Cy and Ruby’s Act aims to bring about some much needed reform for LGBTQ families and families who conceive through assisted reproduction methods.

©spaskov –

Assisted reproduction, particularly as it relates to LGBTQ families, is an area where the law has lagged considerably behind technological and social advancements. Ontario has fallen behind many other provinces in legal reform to address these inequalities and legislative gaps.

For example, currently in Ontario when a lesbian couple conceives a child through a known sperm donor, the non-birth mother must adopt the child after birth in order to be recognized as a legal parent. By contrast, straight couples who conceive through a known sperm donor do not have to go through the adoption process. 

In the fall of 2015, Toronto MPP Cheri DiNovo introduced Bill 137, also known as “Cy and Ruby’s Act”. The bill aims to bring about some much needed reform for LGBTQ families and families who conceive through alternative reproductive technologies. One of the ways it seeks to address inequalities is by removing gendered language from legislation, including the Children’s Law Reform Act and Vital Statistics Act. For instance, the bill would amend birth registration documents to remove the terms “mother” and “father” and replace them with the gender-neutral term “parent.”

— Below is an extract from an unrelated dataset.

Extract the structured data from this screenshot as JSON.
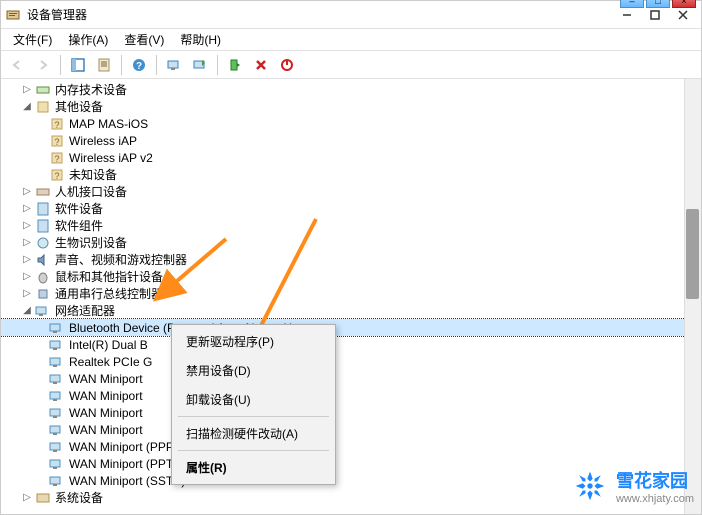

This seemingly small change could have a huge impact on families, like the family of Cy and Ruby, and their parents Kirsti and Jennifer. Kirsti’s wife, Jennifer, was in labour when doctors warned Kirsti that due to complications there was a chance her wife could die. Kirsti held her newborn baby as the doctors worked frantically to save her wife’s life. If this moment wasn’t stressful enough, Kirsti also realized that she was not the legal parent to her own child. If her wife died that day, Kirsti might not have been able to leave the hospital with her baby. Thankfully, her wife was okay and they eventually did leave the hospital with their newborn daughter as a family.

Now, imagine going through an ordeal like that, and then still having to hire a lawyer, wade through red tape, and go to court in order to be recognized as your child’s legal parent? As Kingston MPP Sophie Kiwala so aptly put it,

why does a spouse who has conceived, planned for the child and rejoiced at his or her have to go through a legal process to obtain their equal parental rights? In fact, if you just think about it, same-sex parents have a lot more planning to do than heterosexual parents.”

The bill has overwhelming support from MPPs of all political parties, as well as family, reproductive and human rights lawyers. Some lawyers have expressed concern that the bill may fall short on its efforts to address surrogacy agreements. For instance, several reproductive law experts have pointed out that the bill fails to distinguish between gestational surrogacy (when the surrogate is not biologically related to the child) and traditional surrogacy (when the surrogate herself provides the eggs).

The bill also refers to a standard form that would be provided in the Act’s regulations, which could be used instead of a surrogacy agreement. While standard forms can be helpful in making legal processes more accessible, surrogacy agreements are complicated and often dependent on the individual situation. It is also unclear whether a standard form surrogacy agreement like this could be used to demonstrate the surrogate’s intention if she had not first obtained independent legal advice. 

Hopefully some of these kinks will be worked out now that the bill passed its second reading on December 10, 2015 and was referred to the Standing Committee for review. We will be tracking its progress, so stay tuned!